**WORK ITEM**
Please copy each line below that contains the word "icon".

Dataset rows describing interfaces
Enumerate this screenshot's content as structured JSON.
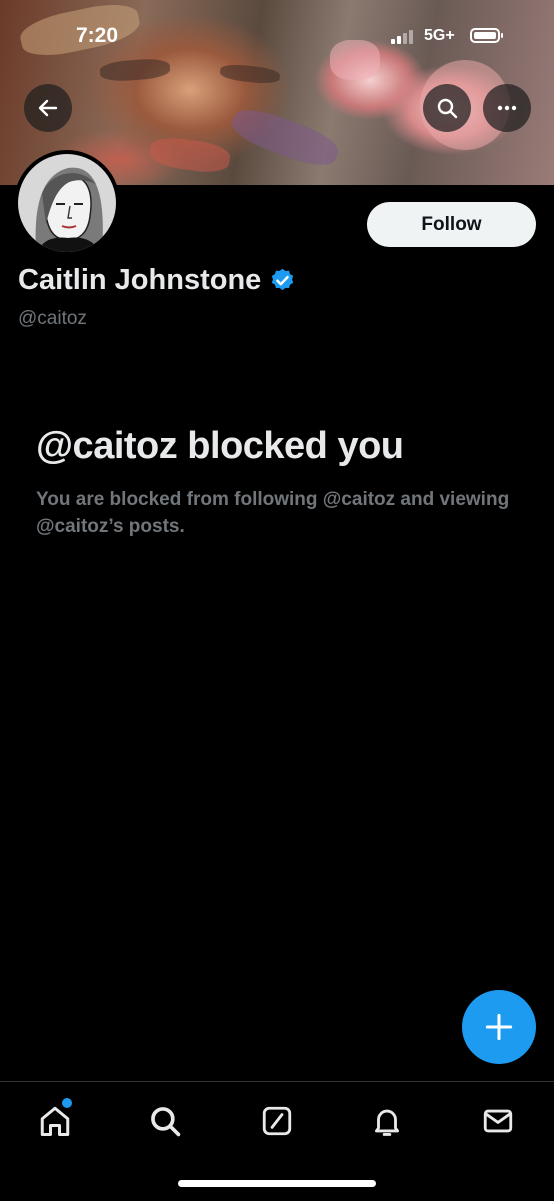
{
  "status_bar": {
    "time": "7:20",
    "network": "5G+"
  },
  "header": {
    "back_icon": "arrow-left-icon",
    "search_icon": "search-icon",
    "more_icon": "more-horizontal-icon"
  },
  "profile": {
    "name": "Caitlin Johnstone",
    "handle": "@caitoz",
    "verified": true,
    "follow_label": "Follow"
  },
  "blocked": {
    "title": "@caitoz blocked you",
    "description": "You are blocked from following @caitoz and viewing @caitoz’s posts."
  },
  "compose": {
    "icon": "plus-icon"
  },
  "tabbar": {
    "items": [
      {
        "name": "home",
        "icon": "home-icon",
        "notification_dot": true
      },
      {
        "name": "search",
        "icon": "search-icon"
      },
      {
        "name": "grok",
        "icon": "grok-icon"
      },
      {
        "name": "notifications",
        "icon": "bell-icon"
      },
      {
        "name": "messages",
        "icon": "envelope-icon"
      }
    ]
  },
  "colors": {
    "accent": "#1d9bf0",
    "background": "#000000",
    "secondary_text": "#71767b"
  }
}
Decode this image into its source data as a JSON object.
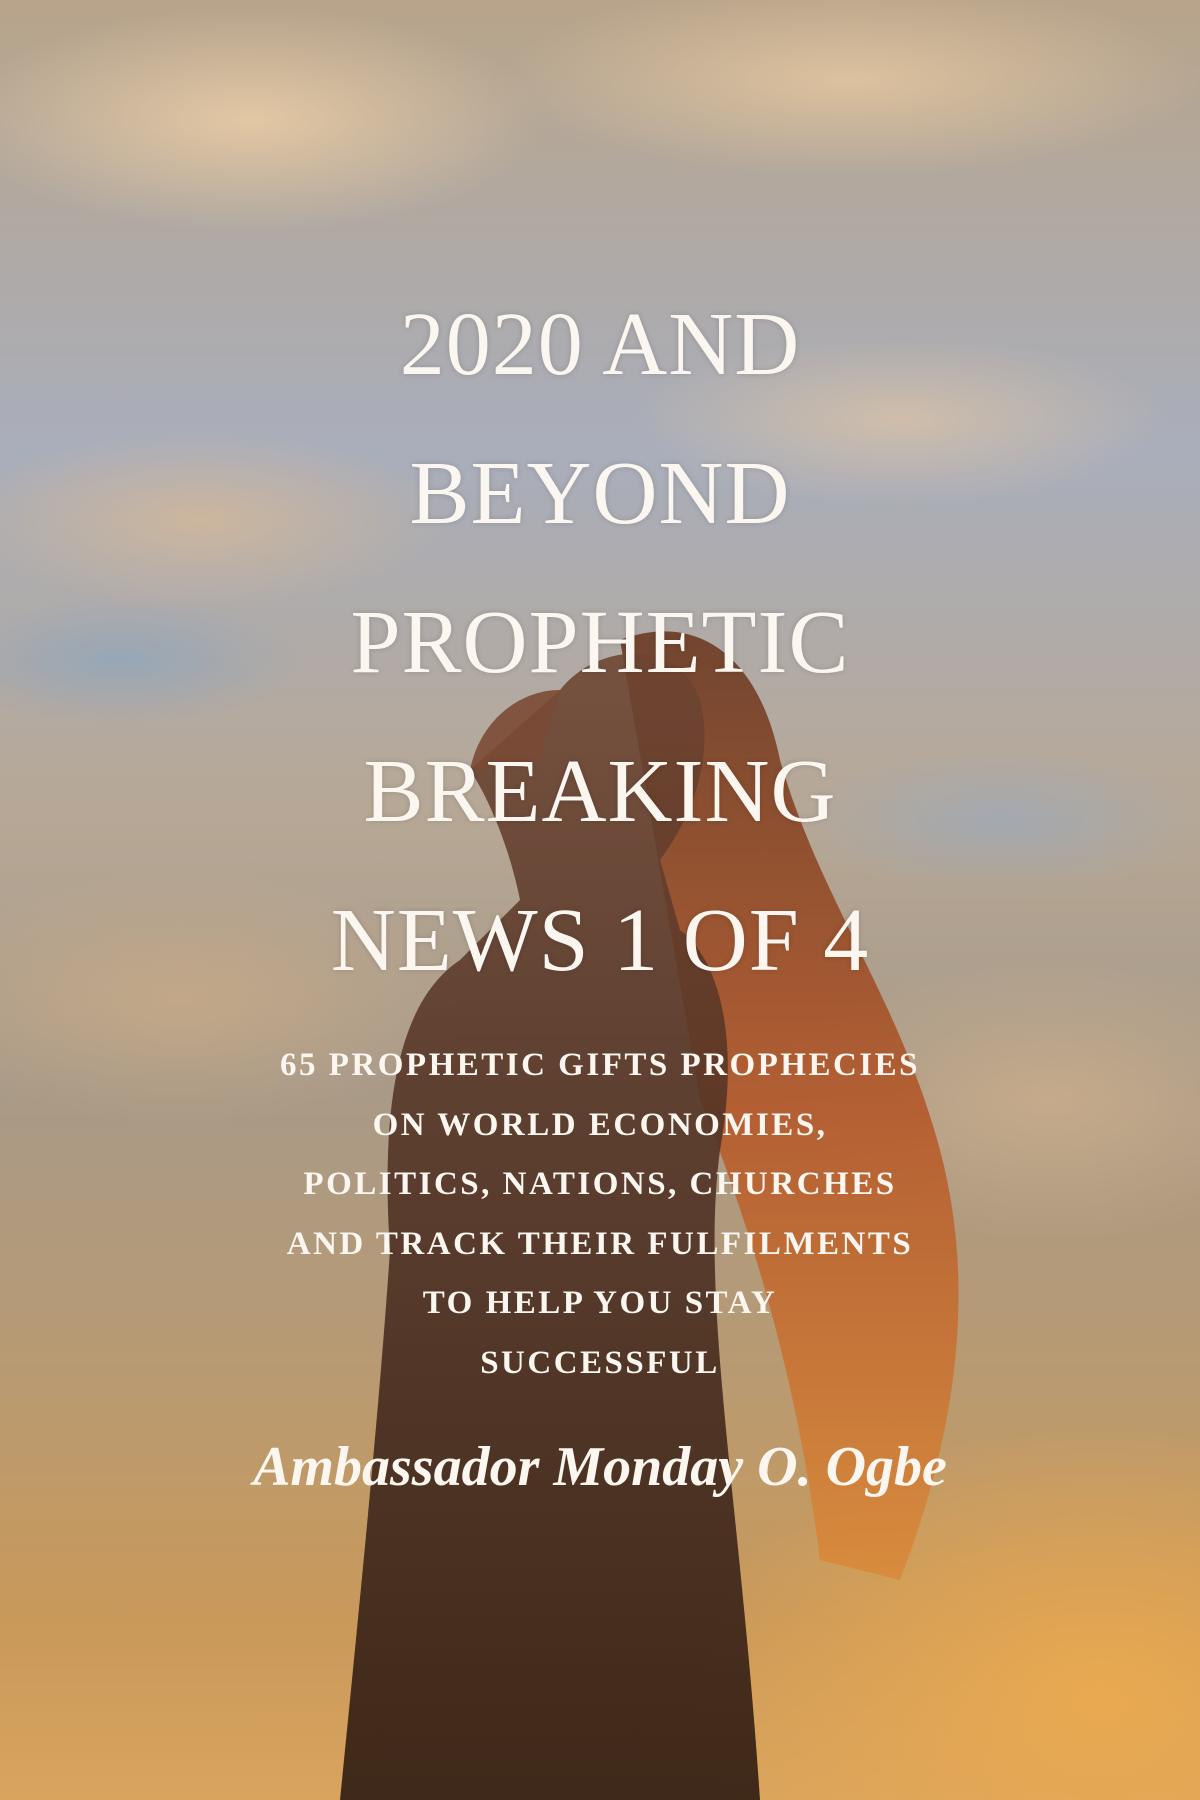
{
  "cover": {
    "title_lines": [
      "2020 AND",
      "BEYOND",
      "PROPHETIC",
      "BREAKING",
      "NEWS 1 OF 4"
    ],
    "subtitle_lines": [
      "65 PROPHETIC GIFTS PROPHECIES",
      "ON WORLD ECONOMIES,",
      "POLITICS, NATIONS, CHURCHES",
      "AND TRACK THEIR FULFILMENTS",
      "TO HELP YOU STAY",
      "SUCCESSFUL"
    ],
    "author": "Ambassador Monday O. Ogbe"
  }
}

**WORKED SOLUTION**
    "back_icon": "arrow-left-icon",
    "search_icon": "search-icon",
    "more_icon": "more-horizontal-icon"
    "icon": "plus-icon"
        "icon": "home-icon",
        "icon": "search-icon"
        "icon": "grok-icon"
        "icon": "bell-icon"
        "icon": "envelope-icon"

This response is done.